Violent clashes between Muslim Hausa-Fulani and the predominantly Christian Taroh ethnic groups in Wase, Nigeria, left over five thousand people dead and a hundred thousand others displaced in July 2002. As women and children of the worst-hit Kadarko district fled their homes, many were abducted and sexually abused by militias. Some were killed after being raped. Few survived to tell the story.
By Kingsley Madueke, Jos
Fast-forward to 2012. On a day in early April, I was in Kadarko at exactly 6 o’ clock in the morning to catch up with the women before they left for their farms. Some admitted they were sexually abused during the crisis, but declined to share their experience. Of the few who agreed to talk, Sarah Lamdi was the most vocal. Occasional inputs came from a second woman who wished to stay unnamed. I asked where they would like to be interviewed. They opted for a spot by the church fence. It was about 20 metres away from the other villagers, who were seated by a cluster of huts under a tree.
3 July 2002
Sarah Lamdi can never forget 3 July 2002. She was on the farm along with other girls when the pandemonium started. Suddenly, people were screaming and running helter-skelter. "We didn’t know what was happening,” the 26 year old says. "Women and children were crying and running in different directions. We asked what was happening, but everyone seemed too agitated to answer us.”
"Thick smoke and sounds of gunshots filled the air. We ran into the bushes. When the gunshots grew faint, we stopped.
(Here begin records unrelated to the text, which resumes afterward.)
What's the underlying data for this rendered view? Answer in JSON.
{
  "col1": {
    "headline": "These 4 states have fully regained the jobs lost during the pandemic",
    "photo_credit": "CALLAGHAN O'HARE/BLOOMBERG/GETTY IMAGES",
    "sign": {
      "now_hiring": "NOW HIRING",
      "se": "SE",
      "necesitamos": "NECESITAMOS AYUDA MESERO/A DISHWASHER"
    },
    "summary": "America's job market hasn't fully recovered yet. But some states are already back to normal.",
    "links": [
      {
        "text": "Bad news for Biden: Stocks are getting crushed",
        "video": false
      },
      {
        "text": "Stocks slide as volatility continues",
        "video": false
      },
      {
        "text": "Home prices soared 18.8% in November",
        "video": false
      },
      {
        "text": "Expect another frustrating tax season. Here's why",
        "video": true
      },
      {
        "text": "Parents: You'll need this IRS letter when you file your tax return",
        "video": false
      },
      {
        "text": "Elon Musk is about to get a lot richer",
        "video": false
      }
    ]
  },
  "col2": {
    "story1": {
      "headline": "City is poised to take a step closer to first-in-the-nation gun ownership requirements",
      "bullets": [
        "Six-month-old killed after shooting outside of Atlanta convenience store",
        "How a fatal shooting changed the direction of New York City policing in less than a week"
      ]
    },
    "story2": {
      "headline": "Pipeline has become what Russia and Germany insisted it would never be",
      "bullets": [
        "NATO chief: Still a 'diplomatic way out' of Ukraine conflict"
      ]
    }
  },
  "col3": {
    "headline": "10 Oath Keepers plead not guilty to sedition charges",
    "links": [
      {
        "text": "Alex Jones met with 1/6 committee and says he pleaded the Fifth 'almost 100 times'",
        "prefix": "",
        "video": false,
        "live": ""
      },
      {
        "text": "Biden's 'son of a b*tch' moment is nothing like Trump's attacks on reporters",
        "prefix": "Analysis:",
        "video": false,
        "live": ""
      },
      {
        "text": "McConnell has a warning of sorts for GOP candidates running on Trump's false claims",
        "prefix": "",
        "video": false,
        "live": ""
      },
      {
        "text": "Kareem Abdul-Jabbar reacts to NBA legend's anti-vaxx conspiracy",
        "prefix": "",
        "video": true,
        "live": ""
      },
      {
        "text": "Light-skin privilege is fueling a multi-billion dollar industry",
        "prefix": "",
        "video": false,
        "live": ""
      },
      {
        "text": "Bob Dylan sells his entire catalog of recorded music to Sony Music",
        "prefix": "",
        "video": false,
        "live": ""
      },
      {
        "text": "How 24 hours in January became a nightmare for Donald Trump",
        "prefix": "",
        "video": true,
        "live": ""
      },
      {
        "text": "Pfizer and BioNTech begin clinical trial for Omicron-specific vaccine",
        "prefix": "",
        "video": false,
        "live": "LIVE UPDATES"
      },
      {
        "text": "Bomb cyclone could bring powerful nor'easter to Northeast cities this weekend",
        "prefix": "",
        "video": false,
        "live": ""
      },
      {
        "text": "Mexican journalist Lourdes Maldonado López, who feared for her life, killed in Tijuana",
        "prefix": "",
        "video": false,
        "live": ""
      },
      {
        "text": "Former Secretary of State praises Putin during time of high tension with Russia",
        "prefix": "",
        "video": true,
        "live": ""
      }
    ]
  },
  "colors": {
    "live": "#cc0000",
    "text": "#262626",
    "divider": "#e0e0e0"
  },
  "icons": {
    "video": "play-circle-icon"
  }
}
Another girl joined us. She said our village was attacked by the Fulani and she only narrowly escaped being killed. (...)